* **Brief**:
Here is a block of records. Copy every one of them exactly.

* **Data records for software interfaces**:
+-------+

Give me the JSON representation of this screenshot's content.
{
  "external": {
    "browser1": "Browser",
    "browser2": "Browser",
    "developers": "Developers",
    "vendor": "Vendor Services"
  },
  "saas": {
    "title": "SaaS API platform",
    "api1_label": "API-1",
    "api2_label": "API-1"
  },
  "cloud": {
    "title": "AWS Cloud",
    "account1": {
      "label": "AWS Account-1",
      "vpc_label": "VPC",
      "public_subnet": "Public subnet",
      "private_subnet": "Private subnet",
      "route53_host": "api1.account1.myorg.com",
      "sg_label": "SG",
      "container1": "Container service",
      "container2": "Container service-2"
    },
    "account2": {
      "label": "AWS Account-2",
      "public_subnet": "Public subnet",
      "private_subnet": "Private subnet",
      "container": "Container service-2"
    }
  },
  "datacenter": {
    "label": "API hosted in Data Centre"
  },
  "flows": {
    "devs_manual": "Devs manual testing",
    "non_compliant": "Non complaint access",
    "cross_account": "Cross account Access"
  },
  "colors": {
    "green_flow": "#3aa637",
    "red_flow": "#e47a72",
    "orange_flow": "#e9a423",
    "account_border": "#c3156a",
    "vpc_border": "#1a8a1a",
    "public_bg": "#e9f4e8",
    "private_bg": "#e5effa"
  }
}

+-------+

* **Reply**:
Give me the JSON representation of this screenshot's content.
{
  "external": {
    "browser1": "Browser",
    "browser2": "Browser",
    "developers": "Developers",
    "vendor": "Vendor Services"
  },
  "saas": {
    "title": "SaaS API platform",
    "api1_label": "API-1",
    "api2_label": "API-1"
  },
  "cloud": {
    "title": "AWS Cloud",
    "account1": {
      "label": "AWS Account-1",
      "vpc_label": "VPC",
      "public_subnet": "Public subnet",
      "private_subnet": "Private subnet",
      "route53_host": "api1.account1.myorg.com",
      "sg_label": "SG",
      "container1": "Container service",
      "container2": "Container service-2"
    },
    "account2": {
      "label": "AWS Account-2",
      "public_subnet": "Public subnet",
      "private_subnet": "Private subnet",
      "container": "Container service-2"
    }
  },
  "datacenter": {
    "label": "API hosted in Data Centre"
  },
  "flows": {
    "devs_manual": "Devs manual testing",
    "non_compliant": "Non complaint access",
    "cross_account": "Cross account Access"
  },
  "colors": {
    "green_flow": "#3aa637",
    "red_flow": "#e47a72",
    "orange_flow": "#e9a423",
    "account_border": "#c3156a",
    "vpc_border": "#1a8a1a",
    "public_bg": "#e9f4e8",
    "private_bg": "#e5effa"
  }
}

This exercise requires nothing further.